WORK INSTRUCTIONS: Retype everything in the entries that follow, exactly as shown.

MATERIAL FOR THIS EXERCISE:

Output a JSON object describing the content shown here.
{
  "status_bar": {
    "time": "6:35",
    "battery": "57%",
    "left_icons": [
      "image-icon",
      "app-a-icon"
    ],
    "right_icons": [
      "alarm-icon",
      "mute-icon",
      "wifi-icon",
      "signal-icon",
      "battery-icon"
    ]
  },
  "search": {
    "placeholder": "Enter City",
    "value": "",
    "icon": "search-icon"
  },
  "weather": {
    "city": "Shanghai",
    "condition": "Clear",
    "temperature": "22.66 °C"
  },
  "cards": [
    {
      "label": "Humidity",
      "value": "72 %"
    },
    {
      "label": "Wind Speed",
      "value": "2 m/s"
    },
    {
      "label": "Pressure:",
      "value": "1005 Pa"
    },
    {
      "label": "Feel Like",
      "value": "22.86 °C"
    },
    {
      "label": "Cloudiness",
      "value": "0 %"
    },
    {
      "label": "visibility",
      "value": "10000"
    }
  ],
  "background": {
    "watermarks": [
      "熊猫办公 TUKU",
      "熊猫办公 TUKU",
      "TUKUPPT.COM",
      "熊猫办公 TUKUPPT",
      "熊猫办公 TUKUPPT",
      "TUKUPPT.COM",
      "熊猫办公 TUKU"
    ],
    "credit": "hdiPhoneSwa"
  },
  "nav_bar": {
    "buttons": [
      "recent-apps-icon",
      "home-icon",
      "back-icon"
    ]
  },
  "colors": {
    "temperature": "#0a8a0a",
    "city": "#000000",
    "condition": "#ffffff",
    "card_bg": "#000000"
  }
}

WORKED SOLUTION:
Output a JSON object describing the content shown here.
{
  "status_bar": {
    "time": "6:35",
    "battery": "57%",
    "left_icons": [
      "image-icon",
      "app-a-icon"
    ],
    "right_icons": [
      "alarm-icon",
      "mute-icon",
      "wifi-icon",
      "signal-icon",
      "battery-icon"
    ]
  },
  "search": {
    "placeholder": "Enter City",
    "value": "",
    "icon": "search-icon"
  },
  "weather": {
    "city": "Shanghai",
    "condition": "Clear",
    "temperature": "22.66 °C"
  },
  "cards": [
    {
      "label": "Humidity",
      "value": "72 %"
    },
    {
      "label": "Wind Speed",
      "value": "2 m/s"
    },
    {
      "label": "Pressure:",
      "value": "1005 Pa"
    },
    {
      "label": "Feel Like",
      "value": "22.86 °C"
    },
    {
      "label": "Cloudiness",
      "value": "0 %"
    },
    {
      "label": "visibility",
      "value": "10000"
    }
  ],
  "background": {
    "watermarks": [
      "熊猫办公 TUKU",
      "熊猫办公 TUKU",
      "TUKUPPT.COM",
      "熊猫办公 TUKUPPT",
      "熊猫办公 TUKUPPT",
      "TUKUPPT.COM",
      "熊猫办公 TUKU"
    ],
    "credit": "hdiPhoneSwa"
  },
  "nav_bar": {
    "buttons": [
      "recent-apps-icon",
      "home-icon",
      "back-icon"
    ]
  },
  "colors": {
    "temperature": "#0a8a0a",
    "city": "#000000",
    "condition": "#ffffff",
    "card_bg": "#000000"
  }
}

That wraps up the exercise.